*** Begin section ***
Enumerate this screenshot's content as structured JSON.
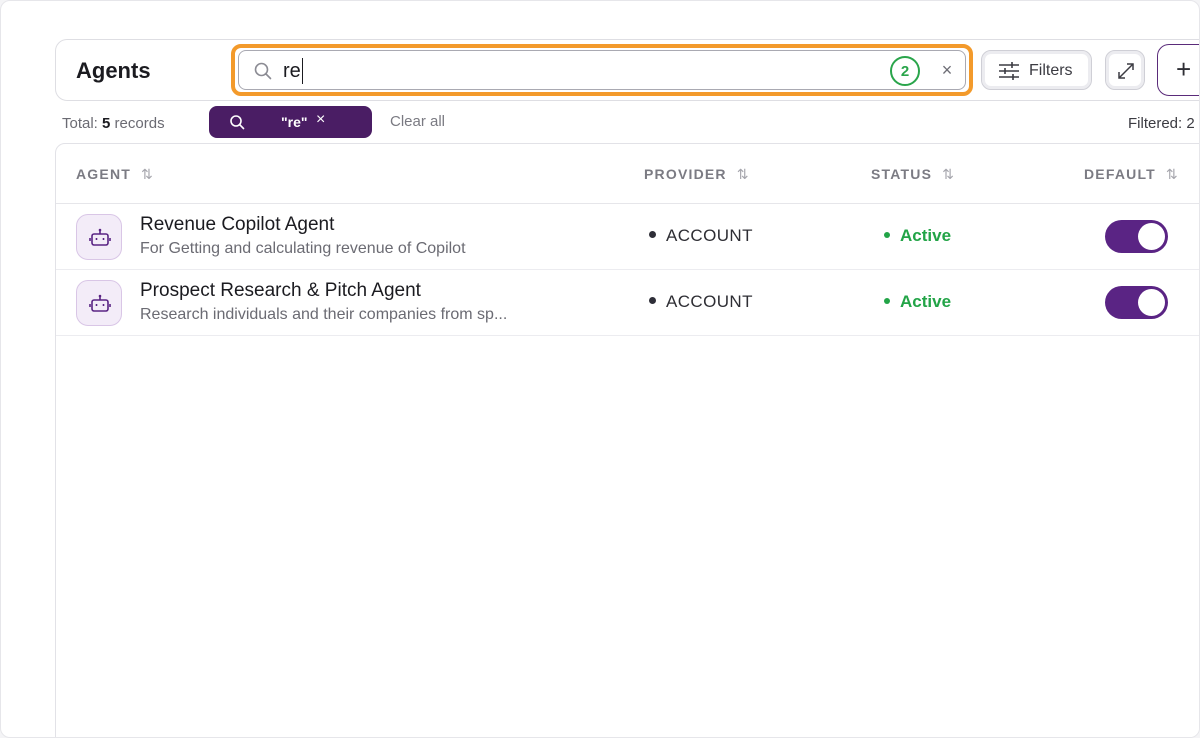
{
  "page": {
    "title": "Agents"
  },
  "search": {
    "value": "re",
    "result_count": "2",
    "clear_symbol": "×"
  },
  "toolbar": {
    "filters_label": "Filters",
    "add_symbol": "+"
  },
  "summary": {
    "total_prefix": "Total:",
    "total_count": "5",
    "total_suffix": "records",
    "filtered_label": "Filtered: 2"
  },
  "active_filter": {
    "text": "\"re\"",
    "remove_symbol": "×"
  },
  "clear_all_label": "Clear all",
  "table": {
    "columns": {
      "agent": "AGENT",
      "provider": "PROVIDER",
      "status": "STATUS",
      "default": "DEFAULT"
    },
    "rows": [
      {
        "name": "Revenue Copilot Agent",
        "description": "For Getting and calculating revenue of Copilot",
        "provider": "ACCOUNT",
        "status": "Active",
        "default_on": true
      },
      {
        "name": "Prospect Research & Pitch Agent",
        "description": "Research individuals and their companies from sp...",
        "provider": "ACCOUNT",
        "status": "Active",
        "default_on": true
      }
    ]
  },
  "colors": {
    "brand": "#5a2484",
    "chip": "#4a1d64",
    "focus_outline": "#f39a2b",
    "status_active": "#22a447"
  }
}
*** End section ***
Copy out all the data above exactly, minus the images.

**RESULT OF THIS TASK:**
Enumerate this screenshot's content as structured JSON.
{
  "page": {
    "title": "Agents"
  },
  "search": {
    "value": "re",
    "result_count": "2",
    "clear_symbol": "×"
  },
  "toolbar": {
    "filters_label": "Filters",
    "add_symbol": "+"
  },
  "summary": {
    "total_prefix": "Total:",
    "total_count": "5",
    "total_suffix": "records",
    "filtered_label": "Filtered: 2"
  },
  "active_filter": {
    "text": "\"re\"",
    "remove_symbol": "×"
  },
  "clear_all_label": "Clear all",
  "table": {
    "columns": {
      "agent": "AGENT",
      "provider": "PROVIDER",
      "status": "STATUS",
      "default": "DEFAULT"
    },
    "rows": [
      {
        "name": "Revenue Copilot Agent",
        "description": "For Getting and calculating revenue of Copilot",
        "provider": "ACCOUNT",
        "status": "Active",
        "default_on": true
      },
      {
        "name": "Prospect Research & Pitch Agent",
        "description": "Research individuals and their companies from sp...",
        "provider": "ACCOUNT",
        "status": "Active",
        "default_on": true
      }
    ]
  },
  "colors": {
    "brand": "#5a2484",
    "chip": "#4a1d64",
    "focus_outline": "#f39a2b",
    "status_active": "#22a447"
  }
}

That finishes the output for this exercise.